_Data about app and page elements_
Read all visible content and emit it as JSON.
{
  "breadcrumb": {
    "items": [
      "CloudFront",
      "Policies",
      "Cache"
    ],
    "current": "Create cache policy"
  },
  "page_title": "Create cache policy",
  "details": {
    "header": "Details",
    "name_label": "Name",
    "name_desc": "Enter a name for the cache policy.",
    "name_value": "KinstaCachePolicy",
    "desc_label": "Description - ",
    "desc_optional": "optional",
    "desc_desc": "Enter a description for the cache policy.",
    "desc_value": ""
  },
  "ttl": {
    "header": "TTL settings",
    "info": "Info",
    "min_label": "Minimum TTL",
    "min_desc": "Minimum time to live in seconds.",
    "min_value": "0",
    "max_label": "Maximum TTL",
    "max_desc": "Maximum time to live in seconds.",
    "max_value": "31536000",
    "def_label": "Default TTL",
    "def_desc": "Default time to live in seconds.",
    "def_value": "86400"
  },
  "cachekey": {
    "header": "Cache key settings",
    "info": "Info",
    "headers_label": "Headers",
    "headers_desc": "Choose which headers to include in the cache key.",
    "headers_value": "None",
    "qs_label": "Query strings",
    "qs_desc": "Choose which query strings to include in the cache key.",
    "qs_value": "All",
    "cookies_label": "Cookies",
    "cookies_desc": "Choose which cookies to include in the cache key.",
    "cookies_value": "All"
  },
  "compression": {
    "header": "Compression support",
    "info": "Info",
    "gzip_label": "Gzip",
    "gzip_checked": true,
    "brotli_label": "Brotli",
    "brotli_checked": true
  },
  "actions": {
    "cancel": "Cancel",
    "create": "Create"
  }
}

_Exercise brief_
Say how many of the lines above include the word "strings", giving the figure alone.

_Reply to the task_
2